Pfizer CEO Ian Read makes no apologies for his interest in working a deal to move his tax home overseas. Despite the U.S. government's attempt to discourage tax inversions--like the one Pfizer ($PFE) would have achieved by buying AstraZeneca ($AZN)--Read says he's not deterred.
"If we believe the value is still there and we believe, under our interpretation of these rules, there is still value, I see no reason why we wouldn't be able to do an inversion," Read told Bloomberg in an interview.
An inversion might be more complicated to value, however. During Tuesday's earnings call with analysts, Read pointed out that the inversion payoff would be less immediate under Treasury's new limits on their tax benefits. But that doesn't mean it wouldn't be worth the effort. Last month, Pfizer execs told Bernstein analyst Tim Anderson that the company needs an inversion deal to compete on equal footing with overseas companies, both for tax-rate purposes and for access to overseas cash.
Read says he's "aggressively looking at all alternatives." Analysts figure Pfizer needs to make some sort of move--either a big deal or, perhaps, an earlier-than-anticipated spinoff or sale for one of the divisions Read created in a restructuring announced last year.
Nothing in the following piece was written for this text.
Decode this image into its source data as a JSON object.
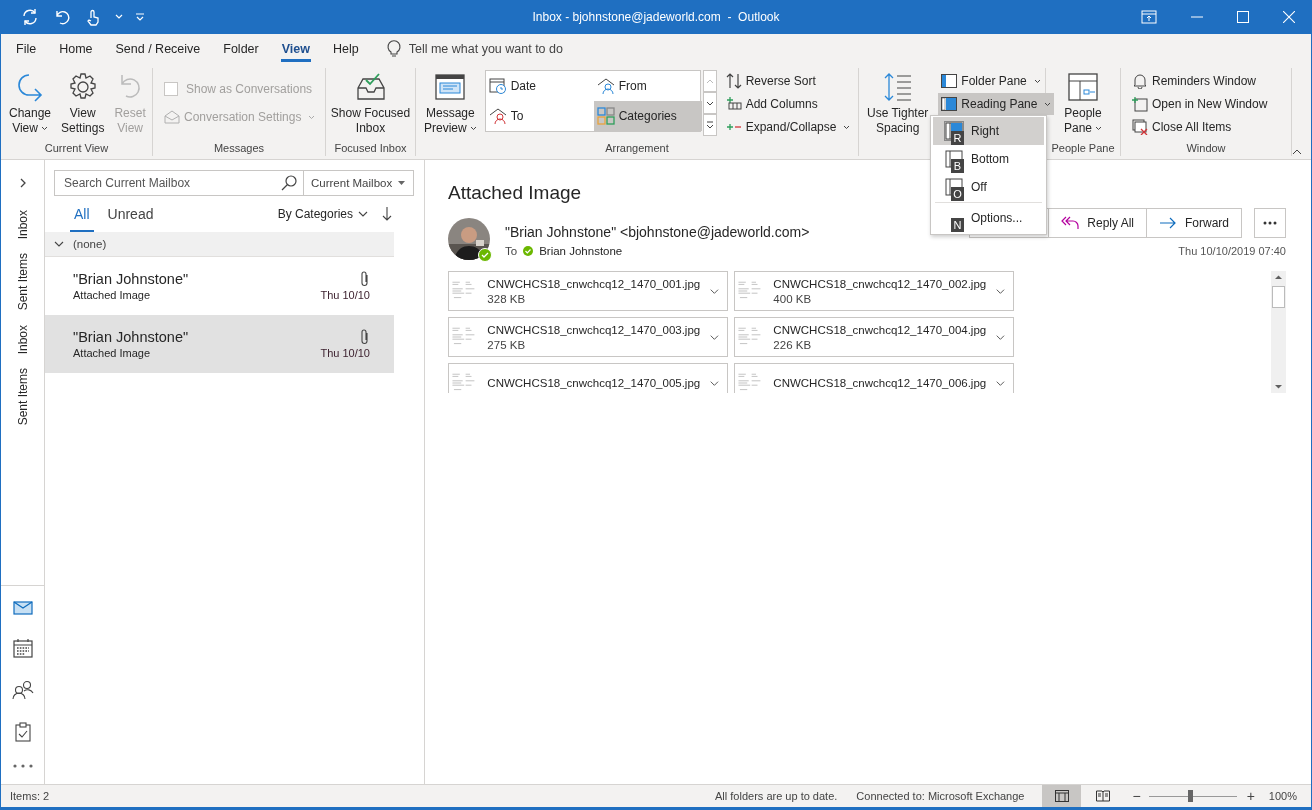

During Tuesday's call, Read said Pfizer isn't set on splitting up the company--likely by hiving off its established products business--but will look at the idea next year after the units have a few more quarters' worth of financial results to show.
Beyond inversions, Read is ready to deal if a deal meets Pfizer's needs. "Certainly I feel a sense of urgency on utilizing our balance sheet and our capital to do deals that are incremental, add incremental value and certainly add revenue growth in the innovative space," Read said during the earnings call (as quoted by Bloomberg).
Meanwhile, however, the company has announced an $11 billion buyback program, which led some market-watchers to speculate that Pfizer is no longer on the hunt for AstraZeneca. Read abandoned his quest to buy AstraZeneca in May, after the U.K. drugmaker spurned a final $118 billion offer. Takeover rules would allow Pfizer to return with a new offer next month, but Read has been understandably silent about the prospect.
ISI Group analyst Mark Schoenebaum, however, doesn't see the buyback necessarily precluding another run at AstraZeneca. "We cannot and should not necessarily make that read-across," he wrote in an investor note last week. Other rumored options? Actavis ($ACT), which moved its domicile to Ireland by buying the Dublin-based drugmaker Warner Chilcott and has since picked up Forest Laboratories.
- read the Bloomberg story
Special Reports: The top 10 pharma companies by 2013 revenue - Pfizer - AstraZeneca